Records for this task>

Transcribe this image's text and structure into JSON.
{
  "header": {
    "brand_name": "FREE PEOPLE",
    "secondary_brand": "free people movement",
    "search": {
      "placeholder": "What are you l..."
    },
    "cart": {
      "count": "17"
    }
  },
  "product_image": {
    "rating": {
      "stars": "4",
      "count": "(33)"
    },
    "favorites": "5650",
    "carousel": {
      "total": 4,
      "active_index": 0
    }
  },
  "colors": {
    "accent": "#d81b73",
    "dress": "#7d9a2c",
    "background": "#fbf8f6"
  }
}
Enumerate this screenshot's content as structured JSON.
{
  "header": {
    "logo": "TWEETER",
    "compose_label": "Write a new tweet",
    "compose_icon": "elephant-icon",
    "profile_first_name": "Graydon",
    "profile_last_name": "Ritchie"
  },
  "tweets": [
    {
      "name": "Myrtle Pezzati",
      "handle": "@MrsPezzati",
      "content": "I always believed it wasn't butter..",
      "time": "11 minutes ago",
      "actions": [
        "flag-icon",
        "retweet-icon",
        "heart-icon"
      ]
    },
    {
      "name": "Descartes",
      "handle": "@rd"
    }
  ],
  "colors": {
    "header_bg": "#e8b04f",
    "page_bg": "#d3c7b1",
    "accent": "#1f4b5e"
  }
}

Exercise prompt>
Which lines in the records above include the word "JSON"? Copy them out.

Answer>
Transcribe this image's text and structure into JSON.
Enumerate this screenshot's content as structured JSON.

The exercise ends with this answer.